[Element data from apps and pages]
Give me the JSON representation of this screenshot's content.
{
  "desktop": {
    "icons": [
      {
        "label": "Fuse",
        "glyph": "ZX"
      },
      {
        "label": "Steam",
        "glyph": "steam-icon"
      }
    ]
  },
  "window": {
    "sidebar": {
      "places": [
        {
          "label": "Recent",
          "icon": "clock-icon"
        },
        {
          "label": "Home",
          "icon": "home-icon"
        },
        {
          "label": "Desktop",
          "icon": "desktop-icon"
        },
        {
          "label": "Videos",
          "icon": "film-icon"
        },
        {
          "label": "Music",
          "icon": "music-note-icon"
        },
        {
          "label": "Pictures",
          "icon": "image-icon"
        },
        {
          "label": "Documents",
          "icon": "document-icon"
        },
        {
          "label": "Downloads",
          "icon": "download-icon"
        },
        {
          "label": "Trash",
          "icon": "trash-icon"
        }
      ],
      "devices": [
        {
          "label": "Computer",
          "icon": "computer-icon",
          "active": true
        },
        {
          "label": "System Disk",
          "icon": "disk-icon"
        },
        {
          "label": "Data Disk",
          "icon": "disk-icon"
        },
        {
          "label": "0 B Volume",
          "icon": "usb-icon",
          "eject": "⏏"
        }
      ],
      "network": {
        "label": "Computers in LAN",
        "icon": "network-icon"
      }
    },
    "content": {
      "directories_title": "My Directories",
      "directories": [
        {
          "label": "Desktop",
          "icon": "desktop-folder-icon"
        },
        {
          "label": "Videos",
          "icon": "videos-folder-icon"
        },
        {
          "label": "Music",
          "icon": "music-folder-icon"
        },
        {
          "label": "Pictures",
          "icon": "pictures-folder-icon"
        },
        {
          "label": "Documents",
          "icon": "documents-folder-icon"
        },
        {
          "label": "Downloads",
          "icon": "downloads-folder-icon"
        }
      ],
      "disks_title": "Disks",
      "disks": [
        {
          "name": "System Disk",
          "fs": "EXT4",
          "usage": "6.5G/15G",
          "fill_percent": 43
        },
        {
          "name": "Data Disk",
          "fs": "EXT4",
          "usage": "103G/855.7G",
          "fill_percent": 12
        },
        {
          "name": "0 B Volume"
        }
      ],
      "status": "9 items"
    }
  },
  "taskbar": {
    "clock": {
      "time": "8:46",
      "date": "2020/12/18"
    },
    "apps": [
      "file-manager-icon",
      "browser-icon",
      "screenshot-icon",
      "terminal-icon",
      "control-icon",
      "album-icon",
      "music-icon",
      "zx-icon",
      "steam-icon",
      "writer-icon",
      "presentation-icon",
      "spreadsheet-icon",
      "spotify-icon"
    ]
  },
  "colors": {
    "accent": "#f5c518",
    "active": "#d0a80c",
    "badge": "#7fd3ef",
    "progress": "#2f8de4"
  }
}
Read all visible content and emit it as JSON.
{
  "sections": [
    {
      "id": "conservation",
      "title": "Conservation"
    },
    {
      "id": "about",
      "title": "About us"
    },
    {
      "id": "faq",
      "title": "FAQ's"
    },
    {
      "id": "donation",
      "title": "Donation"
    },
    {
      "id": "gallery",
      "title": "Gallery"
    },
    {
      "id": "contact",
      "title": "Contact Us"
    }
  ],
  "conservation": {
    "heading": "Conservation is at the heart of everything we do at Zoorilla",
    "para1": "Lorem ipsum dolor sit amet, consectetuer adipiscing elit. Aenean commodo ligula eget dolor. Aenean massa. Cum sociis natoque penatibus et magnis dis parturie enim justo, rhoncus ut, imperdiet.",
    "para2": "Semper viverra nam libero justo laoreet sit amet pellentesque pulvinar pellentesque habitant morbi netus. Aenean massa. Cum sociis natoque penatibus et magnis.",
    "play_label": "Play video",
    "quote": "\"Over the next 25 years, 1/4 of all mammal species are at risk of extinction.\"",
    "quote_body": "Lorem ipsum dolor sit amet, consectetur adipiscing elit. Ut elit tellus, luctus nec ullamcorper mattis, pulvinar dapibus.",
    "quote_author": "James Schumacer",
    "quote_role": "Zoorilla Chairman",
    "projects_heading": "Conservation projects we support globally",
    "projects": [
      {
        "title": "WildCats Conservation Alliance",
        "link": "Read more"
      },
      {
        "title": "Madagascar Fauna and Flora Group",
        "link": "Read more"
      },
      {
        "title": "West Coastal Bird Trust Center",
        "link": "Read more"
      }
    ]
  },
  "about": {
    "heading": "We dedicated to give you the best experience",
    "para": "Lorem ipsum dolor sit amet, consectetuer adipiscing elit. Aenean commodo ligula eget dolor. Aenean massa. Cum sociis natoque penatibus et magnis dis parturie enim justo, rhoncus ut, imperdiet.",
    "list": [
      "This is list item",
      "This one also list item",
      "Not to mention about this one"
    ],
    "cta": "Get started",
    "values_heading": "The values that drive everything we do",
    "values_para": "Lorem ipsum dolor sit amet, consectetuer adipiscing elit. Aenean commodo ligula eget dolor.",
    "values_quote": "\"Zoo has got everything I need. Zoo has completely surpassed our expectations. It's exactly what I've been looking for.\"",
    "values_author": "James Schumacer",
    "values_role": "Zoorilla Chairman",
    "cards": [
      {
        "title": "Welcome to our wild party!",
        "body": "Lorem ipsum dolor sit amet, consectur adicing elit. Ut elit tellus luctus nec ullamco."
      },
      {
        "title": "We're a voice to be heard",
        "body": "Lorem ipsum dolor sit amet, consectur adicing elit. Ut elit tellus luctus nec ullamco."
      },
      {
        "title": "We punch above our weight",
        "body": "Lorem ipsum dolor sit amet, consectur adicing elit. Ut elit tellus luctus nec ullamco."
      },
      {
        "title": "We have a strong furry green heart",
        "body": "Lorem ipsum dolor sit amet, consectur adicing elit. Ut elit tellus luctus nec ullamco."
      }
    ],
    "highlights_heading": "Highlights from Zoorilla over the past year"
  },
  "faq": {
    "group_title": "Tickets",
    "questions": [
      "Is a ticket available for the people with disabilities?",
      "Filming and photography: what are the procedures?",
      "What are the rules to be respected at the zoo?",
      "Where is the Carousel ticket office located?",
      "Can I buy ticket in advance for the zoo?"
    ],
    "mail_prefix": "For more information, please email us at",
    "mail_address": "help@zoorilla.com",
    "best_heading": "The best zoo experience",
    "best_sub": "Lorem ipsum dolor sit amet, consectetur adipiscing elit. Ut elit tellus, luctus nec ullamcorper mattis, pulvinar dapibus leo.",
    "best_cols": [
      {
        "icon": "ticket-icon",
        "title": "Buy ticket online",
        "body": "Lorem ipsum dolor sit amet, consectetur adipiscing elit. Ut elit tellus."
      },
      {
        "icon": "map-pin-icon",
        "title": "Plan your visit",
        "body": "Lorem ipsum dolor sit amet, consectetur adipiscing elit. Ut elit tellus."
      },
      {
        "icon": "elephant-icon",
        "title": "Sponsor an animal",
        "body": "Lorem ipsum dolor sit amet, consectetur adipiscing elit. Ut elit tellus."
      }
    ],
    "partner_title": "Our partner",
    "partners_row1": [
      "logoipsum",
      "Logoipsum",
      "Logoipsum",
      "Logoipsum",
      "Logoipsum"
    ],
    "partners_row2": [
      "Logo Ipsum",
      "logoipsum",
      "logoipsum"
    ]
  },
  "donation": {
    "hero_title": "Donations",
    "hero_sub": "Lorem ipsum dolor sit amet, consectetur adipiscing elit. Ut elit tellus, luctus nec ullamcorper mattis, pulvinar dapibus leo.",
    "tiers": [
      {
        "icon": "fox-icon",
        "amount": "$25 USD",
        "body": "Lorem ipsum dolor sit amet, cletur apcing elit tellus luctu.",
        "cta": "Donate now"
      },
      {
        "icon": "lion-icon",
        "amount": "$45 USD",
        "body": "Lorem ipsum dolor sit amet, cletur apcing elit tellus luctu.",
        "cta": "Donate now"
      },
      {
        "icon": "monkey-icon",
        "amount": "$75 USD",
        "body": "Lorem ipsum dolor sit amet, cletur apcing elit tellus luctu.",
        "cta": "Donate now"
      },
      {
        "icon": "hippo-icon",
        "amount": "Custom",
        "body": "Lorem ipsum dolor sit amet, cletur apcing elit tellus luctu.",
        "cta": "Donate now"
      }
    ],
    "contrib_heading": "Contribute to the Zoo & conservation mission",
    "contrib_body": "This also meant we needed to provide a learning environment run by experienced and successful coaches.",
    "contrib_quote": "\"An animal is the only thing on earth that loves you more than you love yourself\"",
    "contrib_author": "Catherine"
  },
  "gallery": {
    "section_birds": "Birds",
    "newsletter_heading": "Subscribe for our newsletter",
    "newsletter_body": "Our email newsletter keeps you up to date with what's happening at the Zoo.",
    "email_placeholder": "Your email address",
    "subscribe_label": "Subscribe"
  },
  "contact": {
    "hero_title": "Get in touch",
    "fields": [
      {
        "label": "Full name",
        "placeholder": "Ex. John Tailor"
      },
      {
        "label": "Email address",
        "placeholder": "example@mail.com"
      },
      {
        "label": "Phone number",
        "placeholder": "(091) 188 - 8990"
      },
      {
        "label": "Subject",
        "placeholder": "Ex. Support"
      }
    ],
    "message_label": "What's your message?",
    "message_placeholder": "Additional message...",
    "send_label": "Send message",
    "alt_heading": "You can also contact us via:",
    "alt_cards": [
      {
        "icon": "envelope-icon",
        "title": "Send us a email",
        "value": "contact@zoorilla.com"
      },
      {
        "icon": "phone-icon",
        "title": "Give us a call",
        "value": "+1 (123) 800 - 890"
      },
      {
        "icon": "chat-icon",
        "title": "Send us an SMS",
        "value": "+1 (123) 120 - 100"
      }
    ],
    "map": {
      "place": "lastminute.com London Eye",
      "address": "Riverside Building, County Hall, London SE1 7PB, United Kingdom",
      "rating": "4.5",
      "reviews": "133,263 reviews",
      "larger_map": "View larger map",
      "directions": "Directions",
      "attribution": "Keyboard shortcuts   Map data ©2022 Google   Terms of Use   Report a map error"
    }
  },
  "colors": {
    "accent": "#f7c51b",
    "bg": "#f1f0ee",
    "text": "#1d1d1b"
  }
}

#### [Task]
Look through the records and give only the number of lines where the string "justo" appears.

#### [Output of the task]
3